Imagine a world where Kelly Clarkson isn't a worldwide pop icon, but a struggling cocktail waitress. Or a world in which Carrie Underwood isn't a country music superstar, but a journalism student in Oklahoma. Or a world where Ryan Seacrest is an unknown deejay, and Simon Cowell is just a record executive in England. That's what could've happened -- if, ten years ago today, American Idol hadn't debuted on Fox as a summer replacement series.
It's hard to remember that a decade ago, Fox decided to air the new show in June because nobody thought the idea would fly. In England, the show's predecessor, Pop Idol, had done well, but America was a different story. Richard Rushfield, author of American Idol: The Untold Story, tells ABC News Radio, "Singing shows on American television had failed consistently and the format was considered dead. So, they just thought they would sneak this in as a very cheap way to fill some otherwise dead summer air."
Instead, Fox ended up with one of the biggest hits in television history. Rushfield points to two reasons, and their names are Simon Cowell and Kelly Clarkson. In Simon, Rushfield says, American TV experienced something "revolutionary."
"He would tell acts that they were terrible. He would say that entire episodes of the show were bad," explains Rushfield. "And nobody had seen people talk in this direct, honest way." He adds that Simon's "mean judge" persona -- which was quickly copied by every other reality competition show that followed -- spoke to a "need to break through what was seen as sort of the clutter and the inauthenticity of entertainment."

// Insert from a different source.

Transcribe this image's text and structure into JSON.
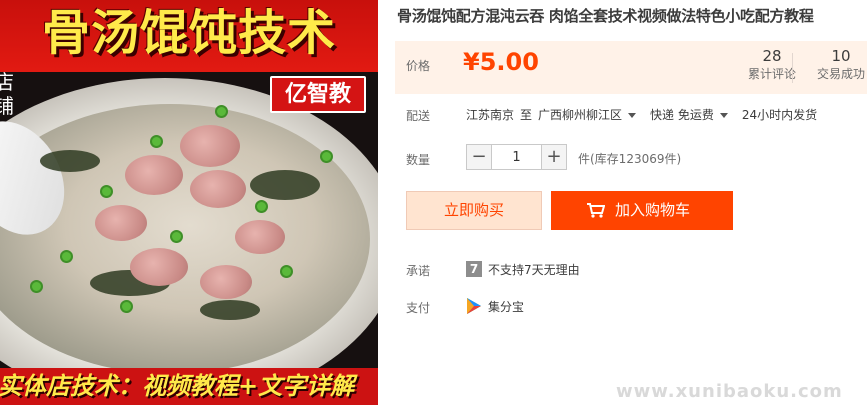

As for Kelly, Rushfield says her triumph is what gave the show its staying power, because in its first season, it actually delivered what it promised: it searched for, and found, a superstar. "This Texas tomboy girl who came from nowhere...was the underdog until the very final weeks of the season," Rushfield points out. "She created this story for them that became the American dream that was repeated year after year."
Season 11 finalist Colton Dixon echoes this idea, telling ABC News Radio that American Idol is "so raw and so true." He says, "There's truly nothing fake about it. We really are normal people on the side of the street or at home or at college or wherever, who wanted to do music, and this amazing opportunity comes up and we chase after our dream...And that's what Idol gives all of the contestants."
Ultimately, opportunity may be one of the biggest contributions of the show. Explaining why she auditioned for an unproven TV talent show 10 years ago, Kelly Clarkson tells ABC News Radio, "At the time...I had nothing to my name. So, I literally would have done anything to try and get in the door." Idol opened that door and let anyone walk through. Season 11 runner-up Jessica Sanchez says, "It's helped a lot of artists, definitely. It helps a lot just to get your name out there."
Rushfield explains, "I think the music industry before American Idol was seen as something very closed off...It was something that was seen as an average American could not be a part of it. And American Idol created this way for people to sort of bust their way in."
Though people love to complain about American Idol, especially the relative sameness of the most recent five winners, it's safe to say that it completely and utterly changed TV and music as we know it. Not only did the show turn Fox into a powerhouse, it became one of the top-rated series in history and has spawned countless imitators, with The X Factor and The Voice only the latest arrivals to the party.
In addition, Idol has produced a string of top-selling artists in multiple genres, who together have sold some 57 million albums and 100 million singles and digital downloads in the U.S. alone. Idol alumni have won Grammys, dominated radio airplay, starred on Broadway, appeared in movies and even brought home an Oscar. Idol alums have scored 30 Billboard top 10 hits on the Hot 100, and racked up more than 300 #1 hits on various Billboard charts.
Season eight champ Kris Allen says, "Obviously, you look at different labels' rosters and it's like, 'Wow, a lot of these people came from American Idol!' ...It just shows you that talented people are gonna rise to the top."
Copyright 2012 ABC News Radio